## DATASET RECORDS

------------------------------------------------------------

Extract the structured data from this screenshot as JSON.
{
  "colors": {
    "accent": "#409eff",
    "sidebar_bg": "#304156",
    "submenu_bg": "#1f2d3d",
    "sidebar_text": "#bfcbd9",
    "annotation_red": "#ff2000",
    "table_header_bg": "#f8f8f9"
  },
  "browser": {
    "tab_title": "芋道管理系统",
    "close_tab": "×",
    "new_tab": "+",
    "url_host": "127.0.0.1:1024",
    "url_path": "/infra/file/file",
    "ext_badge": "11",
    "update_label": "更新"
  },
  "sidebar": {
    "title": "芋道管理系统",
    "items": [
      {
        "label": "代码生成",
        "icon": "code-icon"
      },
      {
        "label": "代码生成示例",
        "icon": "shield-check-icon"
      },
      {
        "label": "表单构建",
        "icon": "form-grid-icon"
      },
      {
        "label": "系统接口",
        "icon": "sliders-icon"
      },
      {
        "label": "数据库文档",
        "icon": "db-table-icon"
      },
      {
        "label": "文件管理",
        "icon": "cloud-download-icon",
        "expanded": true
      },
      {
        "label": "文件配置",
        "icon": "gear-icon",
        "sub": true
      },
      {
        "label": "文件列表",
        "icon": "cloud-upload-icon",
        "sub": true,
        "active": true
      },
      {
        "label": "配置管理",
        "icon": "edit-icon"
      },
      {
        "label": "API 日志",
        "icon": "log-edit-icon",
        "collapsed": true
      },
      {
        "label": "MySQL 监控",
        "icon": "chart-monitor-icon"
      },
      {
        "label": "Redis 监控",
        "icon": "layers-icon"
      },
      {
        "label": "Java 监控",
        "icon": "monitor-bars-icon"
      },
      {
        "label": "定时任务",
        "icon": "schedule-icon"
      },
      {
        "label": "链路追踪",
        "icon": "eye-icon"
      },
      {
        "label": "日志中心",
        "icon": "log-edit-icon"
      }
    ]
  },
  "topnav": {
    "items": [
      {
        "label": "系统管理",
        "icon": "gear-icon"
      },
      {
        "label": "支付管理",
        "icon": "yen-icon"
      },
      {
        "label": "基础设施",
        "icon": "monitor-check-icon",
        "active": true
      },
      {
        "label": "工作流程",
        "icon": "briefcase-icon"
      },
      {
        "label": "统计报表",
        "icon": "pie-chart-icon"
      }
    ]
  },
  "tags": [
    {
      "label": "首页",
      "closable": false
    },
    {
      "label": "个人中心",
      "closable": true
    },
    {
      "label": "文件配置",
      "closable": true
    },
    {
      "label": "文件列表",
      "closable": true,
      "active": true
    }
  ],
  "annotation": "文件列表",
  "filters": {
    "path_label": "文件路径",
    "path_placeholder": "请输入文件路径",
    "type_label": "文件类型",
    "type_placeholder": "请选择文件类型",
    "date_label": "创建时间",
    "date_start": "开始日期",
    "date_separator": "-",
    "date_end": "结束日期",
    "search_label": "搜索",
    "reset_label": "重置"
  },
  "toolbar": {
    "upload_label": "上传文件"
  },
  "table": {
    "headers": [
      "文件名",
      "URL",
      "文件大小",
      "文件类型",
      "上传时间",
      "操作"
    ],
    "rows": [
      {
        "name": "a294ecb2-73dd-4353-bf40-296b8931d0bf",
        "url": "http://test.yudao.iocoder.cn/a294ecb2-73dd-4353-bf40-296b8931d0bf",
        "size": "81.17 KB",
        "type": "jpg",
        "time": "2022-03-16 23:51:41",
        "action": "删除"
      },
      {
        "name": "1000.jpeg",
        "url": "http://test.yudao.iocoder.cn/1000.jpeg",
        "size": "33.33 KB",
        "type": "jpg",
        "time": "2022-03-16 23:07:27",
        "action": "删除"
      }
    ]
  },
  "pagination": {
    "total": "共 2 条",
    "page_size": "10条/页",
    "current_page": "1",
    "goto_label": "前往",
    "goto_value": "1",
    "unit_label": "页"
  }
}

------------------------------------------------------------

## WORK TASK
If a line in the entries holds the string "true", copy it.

## PROBLEM SOLUTION
        "expanded": true
        "sub": true
        "sub": true,
        "active": true
        "collapsed": true
        "active": true
      "closable": true
      "closable": true
      "closable": true,
      "active": true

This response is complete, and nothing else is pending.